In February 2001, operation passed under route tendering to London General (the other post-privatisation operator in South London, owned by the Go-Ahead Group) with the route based at Merton (AL) Garage. Operation was by low-floor Volvo B7TL Plaxton President (PVL class) vehicles which had replaced Merton's entire Metrobus fleet the year earlier. Since around 2009, Merton's fleet has been updated by mostly second-hand vehicles made spare elsewhere including Wright Eclipse Gemini (WVL class) which have worked on the 118. The route also had access to DOE54 (an E400 with Optare Esteem body) whilst it was based as the sole member of the class at Merton between March 2009 and January 2012, before transferring to Sutton Garage with the rest of the fleet.
In February 2011, the 118 contract with London General was renewed with the route receiving 13 new Enviro 400s (E138-150). These have mostly stayed on the 118 but appearances on other routes are not uncommon, consequently resulting in other older vehicles still appearing on the 118. Newer vehicles that also appear on the route are the 61-registered WVL class vehicles allocated to Merton for the 249 contract, plus in late 2012 Merton also gained a batch of 57-registered E400s made redundant from Stockwell after the loss of the Route 24 contract.
The route has been involved in three significant incidents. In October 1998 a 95-year old man became trapped in the doors of a bus on route 118, being dragged down the road, but was not seriously injured. In August 2000 a bus operating route 118 collided with a stationary vehicle on route 164. In July 2010 another accident saw a vehicle crash into a van in Streatham, damaging two cars and injuring one passenger.
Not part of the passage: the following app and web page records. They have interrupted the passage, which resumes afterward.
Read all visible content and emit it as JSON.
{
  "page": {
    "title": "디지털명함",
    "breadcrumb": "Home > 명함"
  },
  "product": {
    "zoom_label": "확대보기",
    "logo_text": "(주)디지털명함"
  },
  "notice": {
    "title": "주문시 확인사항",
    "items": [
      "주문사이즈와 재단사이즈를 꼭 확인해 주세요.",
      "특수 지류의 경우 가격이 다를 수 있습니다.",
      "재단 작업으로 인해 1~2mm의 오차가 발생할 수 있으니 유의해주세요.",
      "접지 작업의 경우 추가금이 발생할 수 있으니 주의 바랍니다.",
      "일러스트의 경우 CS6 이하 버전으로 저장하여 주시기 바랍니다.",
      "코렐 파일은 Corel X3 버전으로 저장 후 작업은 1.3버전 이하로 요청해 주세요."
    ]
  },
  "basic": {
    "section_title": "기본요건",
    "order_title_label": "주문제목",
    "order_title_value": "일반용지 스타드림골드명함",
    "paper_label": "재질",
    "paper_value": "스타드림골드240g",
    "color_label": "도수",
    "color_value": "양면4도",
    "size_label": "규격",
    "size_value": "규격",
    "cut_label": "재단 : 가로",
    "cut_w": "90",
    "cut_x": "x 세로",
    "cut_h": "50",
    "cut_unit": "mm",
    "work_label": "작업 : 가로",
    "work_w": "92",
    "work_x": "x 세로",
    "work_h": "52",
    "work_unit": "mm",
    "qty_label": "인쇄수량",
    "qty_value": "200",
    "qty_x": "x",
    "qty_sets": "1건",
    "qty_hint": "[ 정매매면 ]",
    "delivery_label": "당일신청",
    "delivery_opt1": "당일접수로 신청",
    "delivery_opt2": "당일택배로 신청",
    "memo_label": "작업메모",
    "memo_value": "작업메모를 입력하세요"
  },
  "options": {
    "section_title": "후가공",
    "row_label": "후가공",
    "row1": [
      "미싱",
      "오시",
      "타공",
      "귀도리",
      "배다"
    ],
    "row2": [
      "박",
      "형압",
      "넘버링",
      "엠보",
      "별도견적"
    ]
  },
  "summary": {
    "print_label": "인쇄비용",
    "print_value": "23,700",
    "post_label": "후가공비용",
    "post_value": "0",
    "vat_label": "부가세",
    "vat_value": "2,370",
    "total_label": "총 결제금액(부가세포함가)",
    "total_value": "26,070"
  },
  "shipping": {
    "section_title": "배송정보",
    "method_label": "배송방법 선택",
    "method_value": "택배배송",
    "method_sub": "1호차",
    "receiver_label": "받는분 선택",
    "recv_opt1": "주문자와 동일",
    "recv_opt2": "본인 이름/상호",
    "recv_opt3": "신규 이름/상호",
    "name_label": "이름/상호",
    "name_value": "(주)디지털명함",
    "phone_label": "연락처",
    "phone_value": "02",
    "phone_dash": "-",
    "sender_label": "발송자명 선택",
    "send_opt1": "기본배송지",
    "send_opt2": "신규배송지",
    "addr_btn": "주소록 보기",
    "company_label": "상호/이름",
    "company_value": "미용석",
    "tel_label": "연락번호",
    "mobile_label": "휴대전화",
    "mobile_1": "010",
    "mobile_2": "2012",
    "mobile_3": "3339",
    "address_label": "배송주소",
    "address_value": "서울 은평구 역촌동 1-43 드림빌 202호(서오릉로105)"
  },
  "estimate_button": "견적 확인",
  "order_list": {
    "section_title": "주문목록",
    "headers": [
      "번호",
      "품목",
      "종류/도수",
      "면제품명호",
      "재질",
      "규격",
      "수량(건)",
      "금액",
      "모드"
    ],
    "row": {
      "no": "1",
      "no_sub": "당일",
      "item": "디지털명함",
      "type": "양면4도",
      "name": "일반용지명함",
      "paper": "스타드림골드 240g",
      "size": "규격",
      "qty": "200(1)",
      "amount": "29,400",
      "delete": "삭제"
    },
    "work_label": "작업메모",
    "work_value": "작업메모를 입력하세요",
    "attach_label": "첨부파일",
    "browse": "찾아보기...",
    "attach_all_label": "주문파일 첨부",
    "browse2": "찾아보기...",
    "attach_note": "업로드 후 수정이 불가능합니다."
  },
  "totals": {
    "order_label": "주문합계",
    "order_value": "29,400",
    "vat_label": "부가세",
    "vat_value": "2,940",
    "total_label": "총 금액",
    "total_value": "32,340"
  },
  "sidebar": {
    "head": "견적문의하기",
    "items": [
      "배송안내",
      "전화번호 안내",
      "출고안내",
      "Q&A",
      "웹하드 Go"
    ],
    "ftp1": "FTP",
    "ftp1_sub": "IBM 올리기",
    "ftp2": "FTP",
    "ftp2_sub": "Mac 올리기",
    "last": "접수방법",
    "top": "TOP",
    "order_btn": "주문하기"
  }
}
The driver of the bus was jailed for 16 weeks for drunk driving.
- Morden Station
- Mitcham Tramlink
- Streatham Vale
- Streatham Common Station
- Streatham Station
- Streatham Hill Station
- Brixton Station